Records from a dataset
_ _ _ _ _ _ _

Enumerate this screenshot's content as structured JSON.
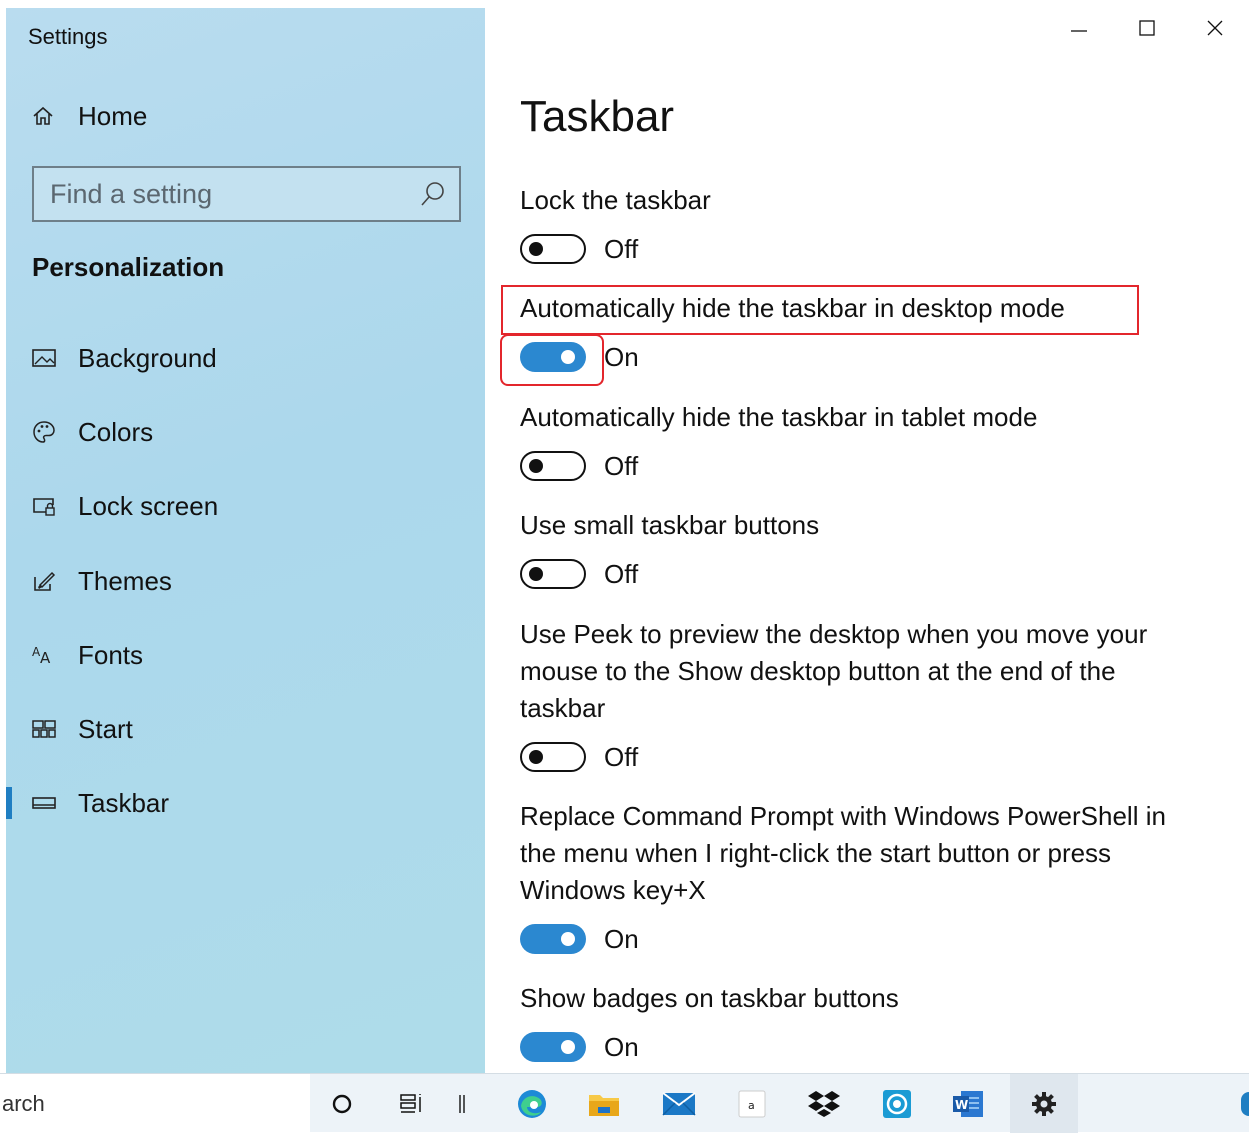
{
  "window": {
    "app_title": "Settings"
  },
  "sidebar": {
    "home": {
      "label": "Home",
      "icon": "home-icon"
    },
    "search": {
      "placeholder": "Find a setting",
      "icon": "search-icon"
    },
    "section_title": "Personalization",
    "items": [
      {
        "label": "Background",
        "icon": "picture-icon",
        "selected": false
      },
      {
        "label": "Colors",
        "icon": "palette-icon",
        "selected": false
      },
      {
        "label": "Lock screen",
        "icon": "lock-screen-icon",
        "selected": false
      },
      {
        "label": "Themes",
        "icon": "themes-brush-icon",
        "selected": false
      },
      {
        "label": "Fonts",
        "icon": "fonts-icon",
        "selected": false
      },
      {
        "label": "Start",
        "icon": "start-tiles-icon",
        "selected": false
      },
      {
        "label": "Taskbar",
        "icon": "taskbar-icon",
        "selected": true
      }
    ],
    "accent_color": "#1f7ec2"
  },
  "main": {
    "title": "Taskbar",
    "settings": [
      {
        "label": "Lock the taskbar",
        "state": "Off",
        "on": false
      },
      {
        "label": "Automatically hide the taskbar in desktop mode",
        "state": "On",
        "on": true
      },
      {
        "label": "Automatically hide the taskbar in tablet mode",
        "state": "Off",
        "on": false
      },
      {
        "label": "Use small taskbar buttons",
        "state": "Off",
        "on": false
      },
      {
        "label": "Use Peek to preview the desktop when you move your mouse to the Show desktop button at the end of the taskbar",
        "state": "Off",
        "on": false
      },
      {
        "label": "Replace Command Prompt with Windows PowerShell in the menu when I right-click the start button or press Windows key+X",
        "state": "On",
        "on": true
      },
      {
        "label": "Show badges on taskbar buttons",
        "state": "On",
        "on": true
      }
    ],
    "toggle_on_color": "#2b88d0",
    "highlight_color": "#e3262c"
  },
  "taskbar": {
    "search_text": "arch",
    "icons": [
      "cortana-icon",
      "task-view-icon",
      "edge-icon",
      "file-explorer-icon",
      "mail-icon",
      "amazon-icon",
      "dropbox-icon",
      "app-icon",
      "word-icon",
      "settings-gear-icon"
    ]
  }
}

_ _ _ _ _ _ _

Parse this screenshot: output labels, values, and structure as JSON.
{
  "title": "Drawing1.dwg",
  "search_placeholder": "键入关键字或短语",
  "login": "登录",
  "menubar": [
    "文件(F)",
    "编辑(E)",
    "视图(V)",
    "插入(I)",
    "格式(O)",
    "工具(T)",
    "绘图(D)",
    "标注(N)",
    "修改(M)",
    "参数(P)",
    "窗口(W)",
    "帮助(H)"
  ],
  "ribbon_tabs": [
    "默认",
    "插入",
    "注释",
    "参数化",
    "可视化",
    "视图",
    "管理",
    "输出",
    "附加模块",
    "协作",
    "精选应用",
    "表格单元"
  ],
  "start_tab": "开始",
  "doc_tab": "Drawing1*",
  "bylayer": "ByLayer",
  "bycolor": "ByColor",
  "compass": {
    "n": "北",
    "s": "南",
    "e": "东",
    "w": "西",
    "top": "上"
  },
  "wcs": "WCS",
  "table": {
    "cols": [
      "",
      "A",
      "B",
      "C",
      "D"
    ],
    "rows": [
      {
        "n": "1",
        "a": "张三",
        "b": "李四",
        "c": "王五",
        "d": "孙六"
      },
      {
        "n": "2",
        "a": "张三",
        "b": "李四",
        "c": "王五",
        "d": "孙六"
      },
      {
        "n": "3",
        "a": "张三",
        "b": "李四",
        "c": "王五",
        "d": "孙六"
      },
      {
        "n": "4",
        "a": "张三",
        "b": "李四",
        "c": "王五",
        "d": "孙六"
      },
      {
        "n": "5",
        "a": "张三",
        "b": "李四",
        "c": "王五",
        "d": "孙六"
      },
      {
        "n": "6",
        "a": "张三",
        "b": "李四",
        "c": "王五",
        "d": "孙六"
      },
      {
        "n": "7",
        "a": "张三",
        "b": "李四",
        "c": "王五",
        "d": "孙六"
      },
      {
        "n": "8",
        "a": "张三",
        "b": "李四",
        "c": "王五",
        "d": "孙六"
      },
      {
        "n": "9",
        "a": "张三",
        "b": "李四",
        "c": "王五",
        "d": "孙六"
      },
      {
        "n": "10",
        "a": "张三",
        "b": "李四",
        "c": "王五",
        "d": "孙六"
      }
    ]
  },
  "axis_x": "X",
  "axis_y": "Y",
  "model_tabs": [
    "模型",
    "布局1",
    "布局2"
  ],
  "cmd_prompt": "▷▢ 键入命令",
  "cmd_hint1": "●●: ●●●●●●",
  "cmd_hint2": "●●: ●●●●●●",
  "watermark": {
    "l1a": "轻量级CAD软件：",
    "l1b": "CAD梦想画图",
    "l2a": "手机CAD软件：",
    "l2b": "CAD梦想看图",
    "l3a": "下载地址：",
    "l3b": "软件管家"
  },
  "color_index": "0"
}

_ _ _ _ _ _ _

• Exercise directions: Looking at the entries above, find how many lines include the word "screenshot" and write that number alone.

• Answer to the exercise: 2